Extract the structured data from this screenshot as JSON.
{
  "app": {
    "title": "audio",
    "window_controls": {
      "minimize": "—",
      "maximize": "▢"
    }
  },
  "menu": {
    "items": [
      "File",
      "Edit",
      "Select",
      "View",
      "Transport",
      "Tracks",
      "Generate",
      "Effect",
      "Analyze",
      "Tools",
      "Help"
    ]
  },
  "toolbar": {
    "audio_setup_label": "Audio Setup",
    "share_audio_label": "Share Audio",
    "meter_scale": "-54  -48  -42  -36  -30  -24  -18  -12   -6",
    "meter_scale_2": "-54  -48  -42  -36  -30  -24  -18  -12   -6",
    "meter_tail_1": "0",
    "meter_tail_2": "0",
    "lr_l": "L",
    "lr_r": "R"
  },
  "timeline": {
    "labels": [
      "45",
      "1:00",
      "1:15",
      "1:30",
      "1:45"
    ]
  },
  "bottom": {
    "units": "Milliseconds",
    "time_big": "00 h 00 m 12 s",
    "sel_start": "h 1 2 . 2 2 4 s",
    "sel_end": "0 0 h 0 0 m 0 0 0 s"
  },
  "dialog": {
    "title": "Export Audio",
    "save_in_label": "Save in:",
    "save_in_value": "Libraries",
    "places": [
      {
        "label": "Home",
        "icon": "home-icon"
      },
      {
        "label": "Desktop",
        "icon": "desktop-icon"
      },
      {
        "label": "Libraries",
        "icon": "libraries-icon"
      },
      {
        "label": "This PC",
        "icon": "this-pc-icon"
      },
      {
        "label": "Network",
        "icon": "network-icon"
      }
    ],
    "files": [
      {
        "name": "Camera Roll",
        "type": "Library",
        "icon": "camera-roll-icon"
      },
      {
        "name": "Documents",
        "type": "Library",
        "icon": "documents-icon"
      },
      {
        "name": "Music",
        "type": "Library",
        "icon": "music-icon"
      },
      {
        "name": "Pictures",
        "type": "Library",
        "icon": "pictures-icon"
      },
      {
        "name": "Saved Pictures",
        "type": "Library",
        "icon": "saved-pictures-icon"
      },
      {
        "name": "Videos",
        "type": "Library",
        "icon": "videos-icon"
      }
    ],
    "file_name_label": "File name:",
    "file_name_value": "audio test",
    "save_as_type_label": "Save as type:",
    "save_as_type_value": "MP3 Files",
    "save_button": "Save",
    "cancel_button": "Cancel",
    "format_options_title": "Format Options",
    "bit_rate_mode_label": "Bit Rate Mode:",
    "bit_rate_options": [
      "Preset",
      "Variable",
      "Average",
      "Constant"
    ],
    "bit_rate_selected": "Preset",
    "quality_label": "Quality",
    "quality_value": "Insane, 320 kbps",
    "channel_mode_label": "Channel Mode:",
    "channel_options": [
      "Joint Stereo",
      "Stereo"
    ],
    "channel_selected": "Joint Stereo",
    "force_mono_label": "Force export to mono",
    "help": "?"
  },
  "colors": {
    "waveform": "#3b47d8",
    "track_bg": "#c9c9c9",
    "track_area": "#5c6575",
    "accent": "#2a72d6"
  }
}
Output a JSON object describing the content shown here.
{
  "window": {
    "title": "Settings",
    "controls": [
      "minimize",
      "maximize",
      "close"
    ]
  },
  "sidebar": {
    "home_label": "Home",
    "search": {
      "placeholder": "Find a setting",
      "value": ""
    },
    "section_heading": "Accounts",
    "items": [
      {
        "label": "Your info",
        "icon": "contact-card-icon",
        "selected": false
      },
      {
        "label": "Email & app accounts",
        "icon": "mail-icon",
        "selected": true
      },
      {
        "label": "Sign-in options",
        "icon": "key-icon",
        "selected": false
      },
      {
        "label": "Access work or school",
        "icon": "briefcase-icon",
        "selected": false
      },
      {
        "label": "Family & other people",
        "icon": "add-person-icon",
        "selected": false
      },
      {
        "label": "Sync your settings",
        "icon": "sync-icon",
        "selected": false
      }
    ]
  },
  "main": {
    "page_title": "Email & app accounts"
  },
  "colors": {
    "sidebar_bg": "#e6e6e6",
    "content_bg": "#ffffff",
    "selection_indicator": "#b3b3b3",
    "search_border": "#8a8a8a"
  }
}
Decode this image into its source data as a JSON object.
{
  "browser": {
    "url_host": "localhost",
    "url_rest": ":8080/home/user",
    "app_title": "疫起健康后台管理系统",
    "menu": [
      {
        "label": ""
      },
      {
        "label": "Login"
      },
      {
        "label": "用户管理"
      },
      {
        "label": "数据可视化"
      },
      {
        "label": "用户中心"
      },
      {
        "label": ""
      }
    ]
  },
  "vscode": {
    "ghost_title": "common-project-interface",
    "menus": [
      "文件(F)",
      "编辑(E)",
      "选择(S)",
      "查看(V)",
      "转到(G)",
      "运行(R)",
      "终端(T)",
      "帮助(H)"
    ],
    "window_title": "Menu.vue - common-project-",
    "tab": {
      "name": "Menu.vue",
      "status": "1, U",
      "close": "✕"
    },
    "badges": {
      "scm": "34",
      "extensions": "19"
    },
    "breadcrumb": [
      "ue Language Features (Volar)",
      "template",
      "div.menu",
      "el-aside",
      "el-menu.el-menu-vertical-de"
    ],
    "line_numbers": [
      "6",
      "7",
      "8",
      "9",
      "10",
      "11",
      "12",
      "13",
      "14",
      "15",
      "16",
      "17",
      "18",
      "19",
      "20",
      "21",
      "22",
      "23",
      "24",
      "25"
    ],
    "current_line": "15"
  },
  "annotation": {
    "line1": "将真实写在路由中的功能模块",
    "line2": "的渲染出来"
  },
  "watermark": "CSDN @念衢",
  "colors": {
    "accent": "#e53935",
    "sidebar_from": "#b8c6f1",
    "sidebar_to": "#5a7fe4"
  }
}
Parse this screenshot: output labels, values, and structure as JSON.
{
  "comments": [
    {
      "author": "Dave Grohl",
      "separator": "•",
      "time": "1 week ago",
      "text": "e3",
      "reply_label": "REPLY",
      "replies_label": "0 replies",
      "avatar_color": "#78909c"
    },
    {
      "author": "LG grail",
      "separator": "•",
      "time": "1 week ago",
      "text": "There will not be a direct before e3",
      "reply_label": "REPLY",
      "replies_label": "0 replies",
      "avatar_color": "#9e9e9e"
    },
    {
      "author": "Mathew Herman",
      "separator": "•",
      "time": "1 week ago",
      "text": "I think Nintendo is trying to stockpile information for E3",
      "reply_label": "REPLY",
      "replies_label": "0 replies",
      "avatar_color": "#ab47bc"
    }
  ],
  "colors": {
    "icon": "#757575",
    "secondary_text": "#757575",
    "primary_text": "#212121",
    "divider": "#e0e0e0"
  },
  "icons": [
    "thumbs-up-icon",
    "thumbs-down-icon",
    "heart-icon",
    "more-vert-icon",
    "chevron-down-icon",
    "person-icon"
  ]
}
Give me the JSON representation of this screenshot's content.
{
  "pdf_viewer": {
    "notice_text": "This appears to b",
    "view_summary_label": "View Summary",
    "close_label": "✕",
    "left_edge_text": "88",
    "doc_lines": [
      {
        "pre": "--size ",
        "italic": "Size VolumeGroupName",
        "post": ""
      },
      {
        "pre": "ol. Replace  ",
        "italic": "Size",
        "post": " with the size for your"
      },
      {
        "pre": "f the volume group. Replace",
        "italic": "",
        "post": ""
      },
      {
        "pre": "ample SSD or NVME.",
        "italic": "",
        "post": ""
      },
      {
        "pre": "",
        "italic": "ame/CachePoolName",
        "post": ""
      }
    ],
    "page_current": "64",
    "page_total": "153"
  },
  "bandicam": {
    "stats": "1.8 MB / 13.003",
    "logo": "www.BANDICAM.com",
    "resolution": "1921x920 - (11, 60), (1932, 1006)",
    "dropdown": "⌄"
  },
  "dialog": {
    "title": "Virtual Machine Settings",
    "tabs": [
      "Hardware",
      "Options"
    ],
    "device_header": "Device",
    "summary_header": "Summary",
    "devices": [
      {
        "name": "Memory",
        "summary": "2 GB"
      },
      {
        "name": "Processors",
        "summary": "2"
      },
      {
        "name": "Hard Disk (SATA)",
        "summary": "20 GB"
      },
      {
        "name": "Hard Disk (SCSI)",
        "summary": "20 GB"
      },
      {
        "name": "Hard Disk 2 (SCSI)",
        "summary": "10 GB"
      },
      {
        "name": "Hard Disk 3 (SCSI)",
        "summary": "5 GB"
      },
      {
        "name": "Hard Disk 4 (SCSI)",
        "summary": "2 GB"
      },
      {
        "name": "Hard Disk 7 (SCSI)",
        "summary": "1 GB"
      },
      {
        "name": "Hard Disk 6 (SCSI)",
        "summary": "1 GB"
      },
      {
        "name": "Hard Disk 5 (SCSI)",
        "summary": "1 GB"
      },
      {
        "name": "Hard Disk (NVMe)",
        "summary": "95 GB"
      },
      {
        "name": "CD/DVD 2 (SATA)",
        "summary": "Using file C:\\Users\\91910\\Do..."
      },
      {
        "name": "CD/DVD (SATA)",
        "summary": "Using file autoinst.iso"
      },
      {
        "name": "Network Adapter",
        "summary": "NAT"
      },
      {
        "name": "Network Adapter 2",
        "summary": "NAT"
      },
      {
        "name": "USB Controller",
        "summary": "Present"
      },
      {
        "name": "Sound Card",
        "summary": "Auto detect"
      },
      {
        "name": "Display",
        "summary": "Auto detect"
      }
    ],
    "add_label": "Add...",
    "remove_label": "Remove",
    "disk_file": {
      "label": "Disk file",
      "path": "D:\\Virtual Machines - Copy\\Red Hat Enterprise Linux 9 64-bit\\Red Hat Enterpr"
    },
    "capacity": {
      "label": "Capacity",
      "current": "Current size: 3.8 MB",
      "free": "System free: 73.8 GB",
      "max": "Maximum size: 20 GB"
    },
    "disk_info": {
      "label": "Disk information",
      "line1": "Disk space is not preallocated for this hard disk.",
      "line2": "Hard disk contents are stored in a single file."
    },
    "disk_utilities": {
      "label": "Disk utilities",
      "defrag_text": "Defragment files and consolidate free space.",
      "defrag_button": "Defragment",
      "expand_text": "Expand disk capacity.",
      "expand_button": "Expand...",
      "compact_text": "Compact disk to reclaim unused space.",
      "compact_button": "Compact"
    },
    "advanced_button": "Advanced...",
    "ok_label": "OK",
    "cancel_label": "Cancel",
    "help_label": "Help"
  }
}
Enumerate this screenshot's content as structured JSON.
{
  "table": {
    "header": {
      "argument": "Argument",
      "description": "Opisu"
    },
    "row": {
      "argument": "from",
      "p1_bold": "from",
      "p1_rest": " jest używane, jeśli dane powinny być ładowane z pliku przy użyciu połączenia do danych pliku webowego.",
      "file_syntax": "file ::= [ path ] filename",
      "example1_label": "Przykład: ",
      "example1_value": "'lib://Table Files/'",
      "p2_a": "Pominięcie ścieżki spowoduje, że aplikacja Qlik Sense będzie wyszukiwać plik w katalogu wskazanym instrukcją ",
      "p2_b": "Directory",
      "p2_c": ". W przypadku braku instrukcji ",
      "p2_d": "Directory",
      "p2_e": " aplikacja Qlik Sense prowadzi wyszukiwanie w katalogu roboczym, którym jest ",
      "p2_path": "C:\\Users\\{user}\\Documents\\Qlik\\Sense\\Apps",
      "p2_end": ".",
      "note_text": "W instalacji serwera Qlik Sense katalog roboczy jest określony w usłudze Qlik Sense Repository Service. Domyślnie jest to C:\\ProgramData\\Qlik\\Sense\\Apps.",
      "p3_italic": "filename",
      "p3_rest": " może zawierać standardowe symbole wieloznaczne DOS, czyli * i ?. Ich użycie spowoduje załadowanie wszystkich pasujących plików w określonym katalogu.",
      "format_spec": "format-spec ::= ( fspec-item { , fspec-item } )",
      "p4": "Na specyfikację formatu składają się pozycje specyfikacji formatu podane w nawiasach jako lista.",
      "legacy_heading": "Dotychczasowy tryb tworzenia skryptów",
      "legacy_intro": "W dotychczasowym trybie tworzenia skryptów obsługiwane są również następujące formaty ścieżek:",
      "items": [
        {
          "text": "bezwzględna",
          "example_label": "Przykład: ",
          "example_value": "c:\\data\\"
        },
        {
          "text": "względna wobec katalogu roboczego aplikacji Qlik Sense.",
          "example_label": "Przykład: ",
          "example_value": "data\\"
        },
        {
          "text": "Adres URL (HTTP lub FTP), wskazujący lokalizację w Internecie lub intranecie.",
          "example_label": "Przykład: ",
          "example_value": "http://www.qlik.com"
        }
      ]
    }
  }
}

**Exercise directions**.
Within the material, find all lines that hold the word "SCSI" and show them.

**Exercise output**.
        "name": "Hard Disk (SCSI)",
        "name": "Hard Disk 2 (SCSI)",
        "name": "Hard Disk 3 (SCSI)",
        "name": "Hard Disk 4 (SCSI)",
        "name": "Hard Disk 7 (SCSI)",
        "name": "Hard Disk 6 (SCSI)",
        "name": "Hard Disk 5 (SCSI)",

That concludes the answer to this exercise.